There were more than 40 Great Camps back in the day when the Adirondacks served as a playground of the affluent that reached the highest rungs of American power and influence. The Vanderbilt family had Pine Tree Point and Sagamore Lodge. Whitelaw Reid, publisher of the New York Herald Tribute, hired the famed architects McKim, Mead and White to design Camp Wild Air. President Calvin Coolidge entertained at White Pine on Osgood Pond. White Pine boasted a Japanese teahouse, a croquet lawn, a bowling alley and vast gardens of planted flowers.
Legacy of the Great Adirondack Camps Today
White Pine, Great Camp Sagamore and Camp Santanoni are the only surviving examples of the Great Camps (Sagamore and White Pine can be toured by appointment; Santanoni is an open preserve). Still, the Great Camps left a surviving legacy. You can still visit the Park and make your stay camp style in lakeside cabins like those shown at the right from "The Hedges" on Blue Mountain Lake. Adirondack camping that means that you and your family stay at a lakeside compound that generally include a Great Lodge, a building for use in group dining, and a cluster of accommodations, usually self-sufficient cabins.
The Wawbeek is a rustic, generations-old camp nestled in 40 acres of a particularly lush and rainforest-like corner of Upper Saranac Lake. The most likely access is through Lake Placid and Saranac Lake the most mountainous region of the Adirondacks. The setting is hilly and there are 1,400 feet of shoreline to explore. Lodging includes a six-bedroom/six bath lodge with a common area, a carriage house, and a constellation of guest cabins. There are also rustic, but well appointed common areas and a dining hall.
The Wawbeek is off the main road (Route 30) and feels truly remote. It is packed with all the makings for great family recreation, including boats, canoes, bikes, tennis courts, hiking trails and cross country skiing, all included in the base rate (along with breakfast). Dinner and lunch are the guest’s concern, but there is a dining hall that, at least at one point, had a celebrated local chef.

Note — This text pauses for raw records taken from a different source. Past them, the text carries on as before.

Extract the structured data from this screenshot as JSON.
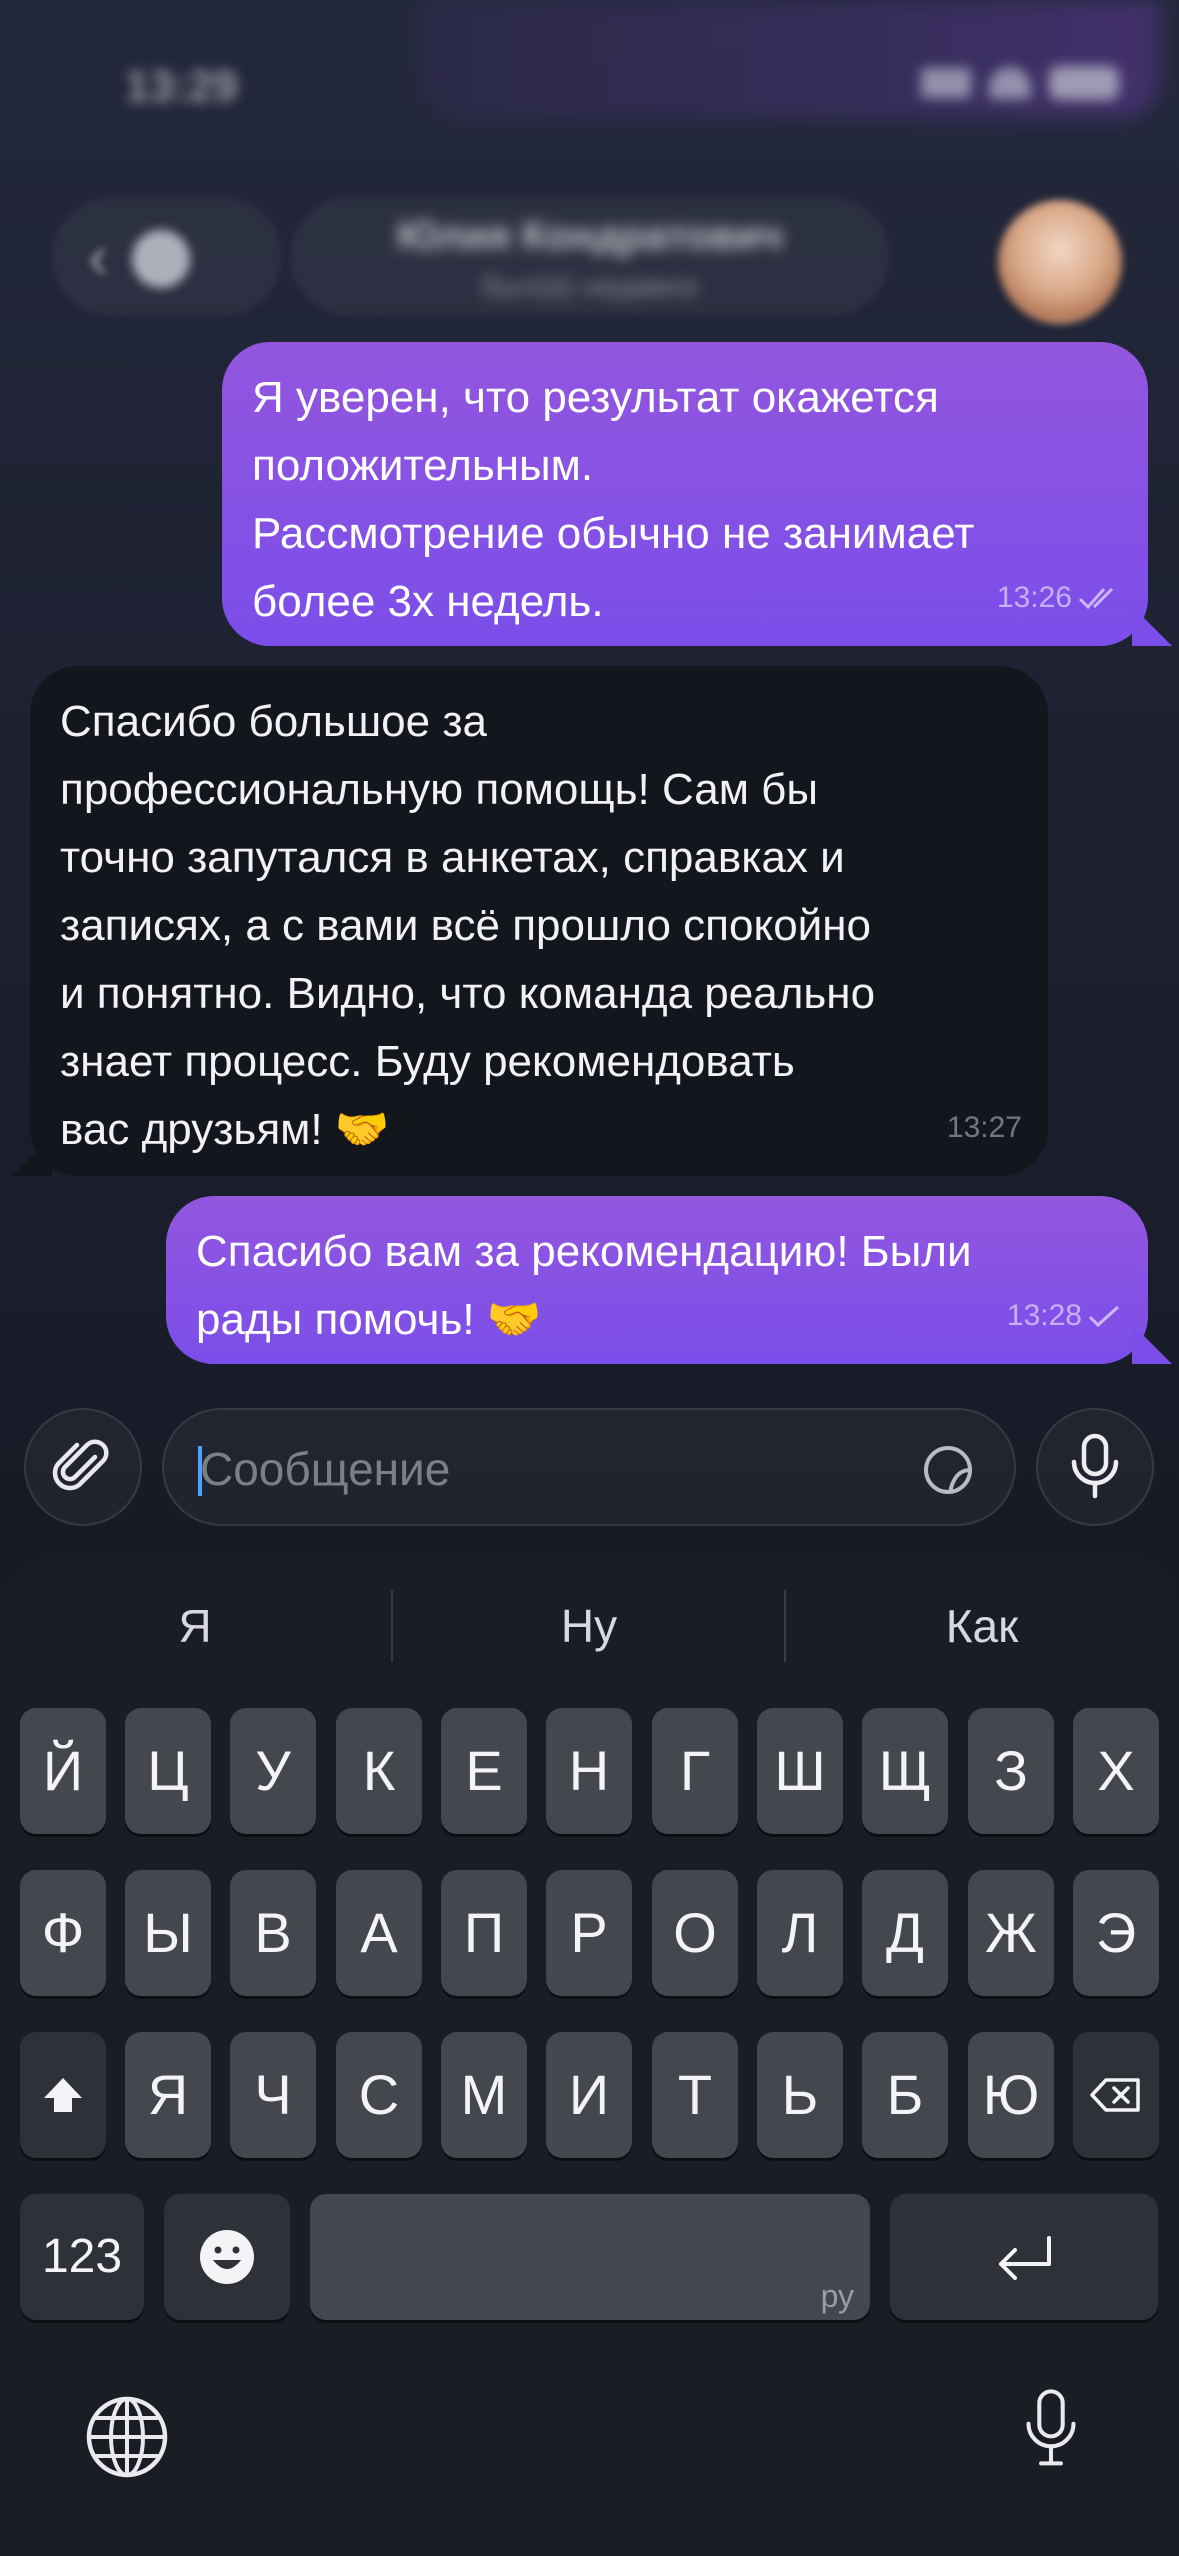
{
  "status_bar": {
    "time": "13:29"
  },
  "header": {
    "contact_name": "Юлия Кондратович",
    "contact_status": "был(а) недавно"
  },
  "messages": [
    {
      "direction": "out",
      "text": "Я уверен, что результат окажется\nположительным.\nРассмотрение обычно не занимает\nболее 3х недель.",
      "time": "13:26",
      "status": "read"
    },
    {
      "direction": "in",
      "text": "Спасибо большое за\nпрофессиональную помощь! Сам бы\nточно запутался в анкетах, справках и\nзаписях, а с вами всё прошло спокойно\nи понятно. Видно, что команда реально\nзнает процесс. Буду рекомендовать\nвас друзьям!",
      "emoji": "🤝",
      "time": "13:27"
    },
    {
      "direction": "out",
      "text": "Спасибо вам за рекомендацию! Были\nрады помочь!",
      "emoji": "🤝",
      "time": "13:28",
      "status": "sent"
    }
  ],
  "composer": {
    "placeholder": "Сообщение"
  },
  "keyboard": {
    "suggestions": [
      "Я",
      "Ну",
      "Как"
    ],
    "row1": [
      "Й",
      "Ц",
      "У",
      "К",
      "Е",
      "Н",
      "Г",
      "Ш",
      "Щ",
      "З",
      "Х"
    ],
    "row2": [
      "Ф",
      "Ы",
      "В",
      "А",
      "П",
      "Р",
      "О",
      "Л",
      "Д",
      "Ж",
      "Э"
    ],
    "row3": [
      "Я",
      "Ч",
      "С",
      "М",
      "И",
      "Т",
      "Ь",
      "Б",
      "Ю"
    ],
    "numbers_key": "123",
    "space_lang": "ру"
  },
  "colors": {
    "outgoing_bubble": "#8a52e4",
    "incoming_bubble": "#14161d",
    "key": "#45474f",
    "keyboard_bg": "#1b1d24"
  }
}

The Wawbeek deserves top marks for its dark, remote and cozy lakeside location and its attention to family recreation. The accent here is on rustic comfort. The cabins and common areas at the Wawbeek are comfortable, but they aren’t as prettied up as other camp listed here. The Wawbeek is also on the expensive side for camp accommodation in the region (say, $150 per person including the separate expense of dinner). There are a variety of weekly and seasonal pricing options and some dispensation for kids.
Where the Wawbeek is an outdoor activity center, The Hedges has more to offer in terms of personal comfort and an opportunity for calm and reflection. Dating back to 1880, The Hedges is on Blue Mountain Lake a little further from Interstate 87 and other civilian outposts than the other camps reviewed here. The eight main cabins, dining room, Main Lodge and Stone Lodge are all arrayed near the lake and the canoe dock is in many ways the center of attention. The Hedges probably has the nicest common areas and dining hall of any camp in the price range, and it is comfortably lower in the price category than the competitors (The Hedge common area shown at right). Lakefront cabins or comfortable accommodation in the Stone Lodge are nearer to the $90 to $120 per person range (with breakfast and dinner included and served family style in the dining hall).

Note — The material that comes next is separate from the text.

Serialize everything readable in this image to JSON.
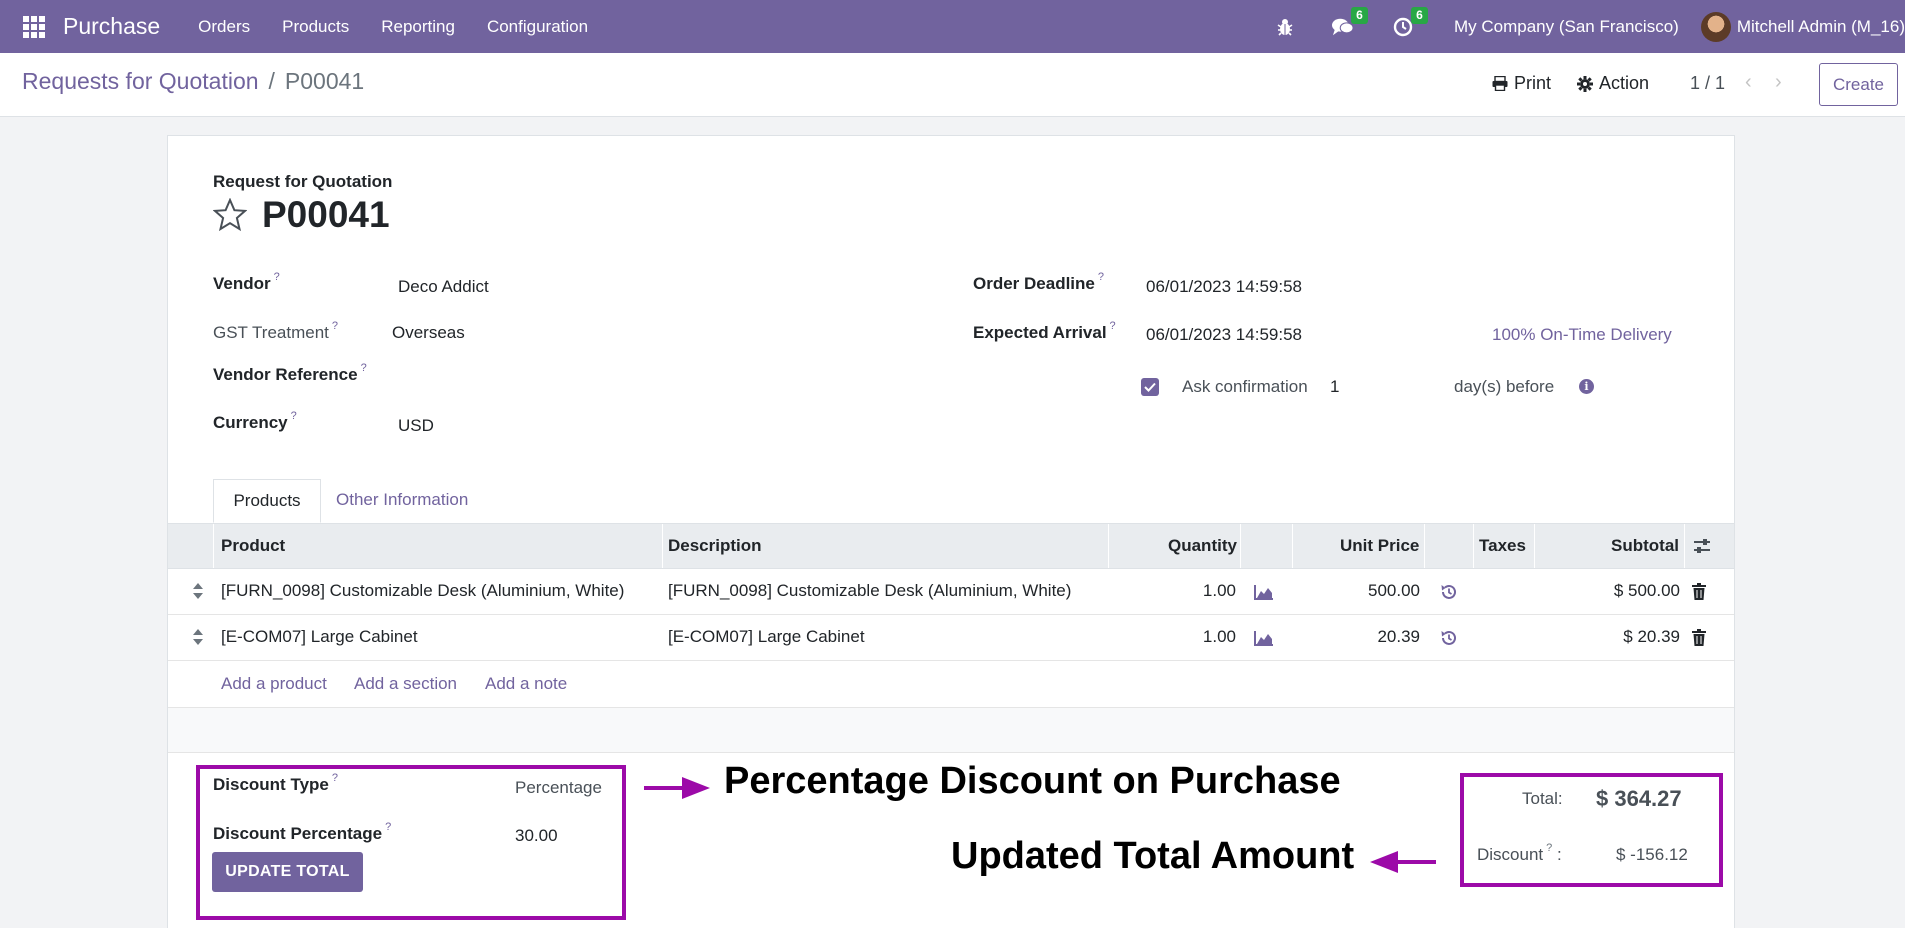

The Hedges offers great value and nicer amenities. The common areas are not just comfortable, they are inviting and in keeping with the Adirondack aesthetic. The Hedges is a little further out than other camps reviewed here and the terrain and scenery do not enjoy as much hilliness. The nearby town is just a whistle stop and the mountains are further back on the skyline.
Elk Lodge (main lodge pictured at left) is a stunning site, located on a lake ringed by the highest mountains in the region. The setting offers one of those chest-grabbing vistas common to the Rocky Mountains. Diamond-clear Elk Lake is praised for its fishing and has been cited by National Geographic as the “jewel of the Adirondacks.” It takes a couple of miles of dirt road driving to get to the Lodge in the middle of 1,200 privately held acres, but the distance from Interstate 87 is closer than the other camps mentioned here.

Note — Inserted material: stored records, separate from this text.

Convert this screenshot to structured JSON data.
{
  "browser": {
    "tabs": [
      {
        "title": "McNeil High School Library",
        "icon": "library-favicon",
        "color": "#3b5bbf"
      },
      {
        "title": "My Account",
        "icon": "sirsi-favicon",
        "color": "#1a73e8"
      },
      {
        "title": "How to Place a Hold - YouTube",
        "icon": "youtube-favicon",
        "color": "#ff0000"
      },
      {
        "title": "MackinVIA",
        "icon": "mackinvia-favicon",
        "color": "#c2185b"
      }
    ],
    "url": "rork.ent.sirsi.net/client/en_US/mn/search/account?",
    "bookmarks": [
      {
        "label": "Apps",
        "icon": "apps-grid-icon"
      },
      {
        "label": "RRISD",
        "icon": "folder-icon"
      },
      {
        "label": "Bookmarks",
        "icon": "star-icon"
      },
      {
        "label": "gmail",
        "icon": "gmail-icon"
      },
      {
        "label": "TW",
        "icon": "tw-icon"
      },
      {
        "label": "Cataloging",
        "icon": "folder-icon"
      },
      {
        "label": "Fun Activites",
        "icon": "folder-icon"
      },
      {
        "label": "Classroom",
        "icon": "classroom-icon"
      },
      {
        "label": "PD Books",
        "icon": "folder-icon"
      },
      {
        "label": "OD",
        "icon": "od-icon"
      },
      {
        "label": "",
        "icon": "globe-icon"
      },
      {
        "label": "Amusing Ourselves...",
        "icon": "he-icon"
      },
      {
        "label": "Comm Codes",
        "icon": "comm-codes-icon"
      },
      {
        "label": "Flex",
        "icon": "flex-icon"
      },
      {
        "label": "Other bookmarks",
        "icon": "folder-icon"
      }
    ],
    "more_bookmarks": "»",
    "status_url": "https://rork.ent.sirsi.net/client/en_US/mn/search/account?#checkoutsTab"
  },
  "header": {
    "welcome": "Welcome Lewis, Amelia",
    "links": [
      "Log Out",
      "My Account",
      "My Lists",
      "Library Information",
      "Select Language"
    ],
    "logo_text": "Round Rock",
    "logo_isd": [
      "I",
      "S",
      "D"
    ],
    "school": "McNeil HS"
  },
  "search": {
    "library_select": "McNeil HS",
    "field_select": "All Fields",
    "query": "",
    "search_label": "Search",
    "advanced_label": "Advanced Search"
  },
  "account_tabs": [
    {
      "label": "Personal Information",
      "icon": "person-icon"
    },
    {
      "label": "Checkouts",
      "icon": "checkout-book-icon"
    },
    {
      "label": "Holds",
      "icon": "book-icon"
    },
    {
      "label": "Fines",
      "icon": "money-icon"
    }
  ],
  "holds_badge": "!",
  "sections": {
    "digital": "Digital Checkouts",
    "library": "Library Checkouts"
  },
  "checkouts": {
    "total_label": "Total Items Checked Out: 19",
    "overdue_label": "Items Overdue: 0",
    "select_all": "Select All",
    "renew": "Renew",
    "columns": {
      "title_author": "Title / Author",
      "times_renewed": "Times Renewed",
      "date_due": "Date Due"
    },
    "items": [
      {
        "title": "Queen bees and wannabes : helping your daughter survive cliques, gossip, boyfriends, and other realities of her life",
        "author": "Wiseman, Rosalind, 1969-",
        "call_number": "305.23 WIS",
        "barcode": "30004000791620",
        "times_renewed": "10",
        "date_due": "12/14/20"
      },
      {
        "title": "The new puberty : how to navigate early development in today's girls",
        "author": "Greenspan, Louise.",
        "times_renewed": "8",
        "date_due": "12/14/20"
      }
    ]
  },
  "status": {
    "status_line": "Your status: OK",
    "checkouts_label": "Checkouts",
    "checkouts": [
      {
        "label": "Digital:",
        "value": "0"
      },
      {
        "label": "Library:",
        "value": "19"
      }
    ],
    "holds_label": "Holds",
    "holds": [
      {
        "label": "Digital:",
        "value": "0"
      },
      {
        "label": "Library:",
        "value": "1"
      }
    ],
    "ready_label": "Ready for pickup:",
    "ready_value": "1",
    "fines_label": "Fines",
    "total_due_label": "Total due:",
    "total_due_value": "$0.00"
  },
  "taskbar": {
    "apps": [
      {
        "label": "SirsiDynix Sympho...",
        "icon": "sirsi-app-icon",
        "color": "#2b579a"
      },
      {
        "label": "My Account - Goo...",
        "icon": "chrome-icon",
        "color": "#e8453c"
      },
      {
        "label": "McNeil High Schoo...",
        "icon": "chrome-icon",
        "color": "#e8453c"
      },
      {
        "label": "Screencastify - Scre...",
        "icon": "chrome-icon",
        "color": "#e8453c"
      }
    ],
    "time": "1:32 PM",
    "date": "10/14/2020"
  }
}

Among its competitors, Elk Lodge is the all around champ. The lake, mountain and wilderness access is the best of the group. The camping plan includes meals, served in an inviting group setting. The dining room and common areas aren’t as nice as The Hedges, but they are more up-to-date than the Wawbeek. The guest cabins, meanwhile, are well appointed and set apart from each other so they boast family privacy that the other camps don’t offer. Prices at Elk Lodge rival the Wawbeek ($130 to $150 per person), but if you get clear weather and a look at the mountains reflected in the lake, you may agree that you get more for your money.
In a price class all by itself is The Point, which is so exclusive that they won’t even give you directions until you have a confirmed reservation. William Avery Rockefeller built this knock-out Great Camp on Upper Saranac Lake in the 1930s. Now run as a guest inn, The Point has been voted one of the 300 best hotels in the world. It’s not in everybody’s budget, and in fact is a dozen more expensive than the other camps listed here. The Point is included here because if there was ever a chance to experience the unadulterated feel of what it must have been like to be a guest at one of the Great Camps a hundred years ago, this may be the last opportunity.
The Point has eleven rooms in four different buildings. Guest rooms boast oriental rugs, fireplaces and copious taxidermy. The Great Hall has stone fireplaces in all directions. The bar is always open and the restaurant makes its own gourmet statement.
Growth and Development
In the spring of 2006 the Adirondack Park Agency is reviewing of an application by a group of Philadelphia investors to build a year-round luxury resort, the largest private development application the Park Agency has ever reviewed. The project is envisioned for 6,400 acres south of the village of Tupper Lake. The proposed 750-unit development is called the Adirondack Club and Resort.
While the beauty and history of Adirondack Park is available to all, the range of accommodations is pretty well polarized. Tent-pole campers at $10 a night and those who are willing to shell out for a family vacation in one of the Great Hall camps make out best. Those in the middle range don’t fare so well. The musty, moss-stuffed motor courts right on the side of the highway offer the worst of both worlds. Other rustic hostelries seem to take the term “comfortable” way too far, charging a pretty high price for modest accommodation. The key in each case is to hold out for access to lakefront and/or mountain scenery. If you aren’t getting either, don’t pay extra for Adirondack accommodations. If you hold out for accommodation that is staked to natural beauty of the region, the Adirondacks offers a unique east coast family camping adventure.
© Copyright 2006 Chris Cloud.
Last update: 9/5/2006; 8:36:51 PM.